Once the siesta was done with we spent time in the Antwerp Zoo and the grand Central Railway Station, which were a few meters away from the hotel. The Zoo is one of the oldest in the world, having been established in 1843. The unique architecture of the Central Station emphasis the vibrant life in the city. The historical railway station with its 75 meter dome constitutes an important tourist reference point of the city. The platforms are at three levels with another two levels exclusively for passenger circulation. The magnificent station was named as the fourth most beautiful in the whole world. I personally felt that the Giant Ferris Wheel in front of the Central Station ruined the façade of the station building. Around the station is the heart of the Diamond quarter. The trade of diamonds in the city, I understand, is now monopolised by Indians.
Afterwards we walked along the main street from the Central Station to the Old City. Along the way were the statues of David Teniers, the famous Flemish painter and Van Dyck, the renowned Dutch baroque painter. Peter Paul Rubens, the Flemish painter par excellence, built his home and studio in Antwerp. The stately building and its courtyard was his design. It is now a Museum, which was closed at the time of our visit. Rubens is buried in the Jacob Church, not very far from his home. The Cathedral was closed at the time but the Leonidas, the famed Belgian chocolate maker, was doing brisk business.
The 16th century City Hall is one of the central pieces in the Great Market of Antwerp and is a UNESCO World Heritage listed site. The legend of Antwerp is moulded in bronze in front of the City Hall. It is said that the passage through the River Scheldt was at the mercy of the giant Antigoon who collected massive fines from ships passing by. Those refusing to pay had their hands cut off and thrown away. This practise was stopped when a Roman soldier, Silvius Brabon, slew the giant and threw his severed hand into the River Scheldt. The name of the city is also derived from the act – Hant (hand)-werpen (to discard). The granite severed hand in the city centre is also a recollection of the legend. The elaborate guildhalls stand testimony to the flourishing tradesmen of the day.

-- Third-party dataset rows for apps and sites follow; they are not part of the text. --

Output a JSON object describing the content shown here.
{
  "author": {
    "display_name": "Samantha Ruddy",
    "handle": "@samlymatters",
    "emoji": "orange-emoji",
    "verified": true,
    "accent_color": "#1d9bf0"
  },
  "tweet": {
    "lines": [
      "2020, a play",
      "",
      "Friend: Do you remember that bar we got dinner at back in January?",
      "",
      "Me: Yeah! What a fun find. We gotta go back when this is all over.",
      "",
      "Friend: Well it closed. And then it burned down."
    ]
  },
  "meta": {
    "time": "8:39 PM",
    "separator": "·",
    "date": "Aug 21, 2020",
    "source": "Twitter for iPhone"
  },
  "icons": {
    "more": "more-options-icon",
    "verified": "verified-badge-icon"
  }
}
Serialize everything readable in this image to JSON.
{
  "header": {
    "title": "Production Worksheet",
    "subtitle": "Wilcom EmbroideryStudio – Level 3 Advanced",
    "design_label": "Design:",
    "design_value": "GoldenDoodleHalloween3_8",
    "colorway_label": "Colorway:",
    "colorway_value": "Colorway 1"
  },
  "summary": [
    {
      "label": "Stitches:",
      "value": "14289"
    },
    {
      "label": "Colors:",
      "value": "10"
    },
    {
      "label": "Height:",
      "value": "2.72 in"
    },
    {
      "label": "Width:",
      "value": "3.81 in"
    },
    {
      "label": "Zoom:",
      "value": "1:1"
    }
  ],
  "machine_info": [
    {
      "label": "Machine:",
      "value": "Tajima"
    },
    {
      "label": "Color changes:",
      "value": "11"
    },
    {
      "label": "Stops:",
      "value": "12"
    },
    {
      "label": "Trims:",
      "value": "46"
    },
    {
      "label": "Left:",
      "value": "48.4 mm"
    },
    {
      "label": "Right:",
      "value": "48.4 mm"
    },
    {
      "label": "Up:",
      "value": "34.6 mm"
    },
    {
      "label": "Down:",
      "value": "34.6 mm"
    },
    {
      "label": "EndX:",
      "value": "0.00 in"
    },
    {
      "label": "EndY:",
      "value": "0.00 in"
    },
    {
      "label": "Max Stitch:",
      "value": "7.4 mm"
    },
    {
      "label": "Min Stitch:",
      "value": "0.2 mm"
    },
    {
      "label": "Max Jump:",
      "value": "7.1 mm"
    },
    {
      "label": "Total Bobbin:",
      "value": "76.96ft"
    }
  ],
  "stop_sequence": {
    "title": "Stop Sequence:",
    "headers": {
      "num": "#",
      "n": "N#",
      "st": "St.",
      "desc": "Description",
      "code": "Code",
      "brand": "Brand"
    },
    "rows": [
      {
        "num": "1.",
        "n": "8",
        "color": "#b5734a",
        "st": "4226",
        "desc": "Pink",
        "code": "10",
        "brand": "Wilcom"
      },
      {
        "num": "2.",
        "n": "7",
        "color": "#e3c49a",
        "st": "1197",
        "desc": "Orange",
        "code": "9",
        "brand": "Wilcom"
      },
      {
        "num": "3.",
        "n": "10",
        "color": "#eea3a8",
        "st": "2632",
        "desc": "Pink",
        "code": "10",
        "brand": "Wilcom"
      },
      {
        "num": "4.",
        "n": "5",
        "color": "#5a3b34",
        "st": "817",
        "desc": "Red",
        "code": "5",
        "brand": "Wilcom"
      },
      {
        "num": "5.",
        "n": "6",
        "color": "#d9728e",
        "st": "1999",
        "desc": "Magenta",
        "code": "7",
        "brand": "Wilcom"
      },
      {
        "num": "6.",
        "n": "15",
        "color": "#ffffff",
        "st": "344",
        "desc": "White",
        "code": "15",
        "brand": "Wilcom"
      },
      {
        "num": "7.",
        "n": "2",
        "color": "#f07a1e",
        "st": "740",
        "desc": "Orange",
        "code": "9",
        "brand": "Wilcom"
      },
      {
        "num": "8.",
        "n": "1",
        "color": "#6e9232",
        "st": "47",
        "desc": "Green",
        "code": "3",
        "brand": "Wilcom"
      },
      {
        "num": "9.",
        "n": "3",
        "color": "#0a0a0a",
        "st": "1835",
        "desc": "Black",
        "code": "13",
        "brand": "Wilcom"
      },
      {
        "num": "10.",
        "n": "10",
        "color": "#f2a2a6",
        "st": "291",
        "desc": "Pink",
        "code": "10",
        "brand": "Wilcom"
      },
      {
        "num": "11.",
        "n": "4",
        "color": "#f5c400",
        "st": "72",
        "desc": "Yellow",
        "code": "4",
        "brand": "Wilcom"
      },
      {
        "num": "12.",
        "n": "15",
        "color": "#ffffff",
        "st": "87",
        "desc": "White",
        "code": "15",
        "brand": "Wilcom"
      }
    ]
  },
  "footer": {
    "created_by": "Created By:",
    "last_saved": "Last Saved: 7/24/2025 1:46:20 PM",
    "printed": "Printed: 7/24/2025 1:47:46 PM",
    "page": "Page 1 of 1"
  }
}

After that we walked along the water front admiring the River Scheldt in low tide. A short walk away is the Hetsteen, the oldest building in Antwerp. The 9th century fortification has been a defence establishment, a living quarter, a prison and a museum along Its history. The Port of Antwerp, the majestic building that now houses the pilot station, old buildings that have seen the tumultuous happenings of the past and a few beers later we retraced our route back to the hotel. On the way we stopped by at the Kellys Irish Pub, where I met three Indians who were doing diamond business in Antwerp. Youngsters all three, they were keen to know details of the journey. The fish and chips portion was quite good and so was the waffle with strawberry and sugar.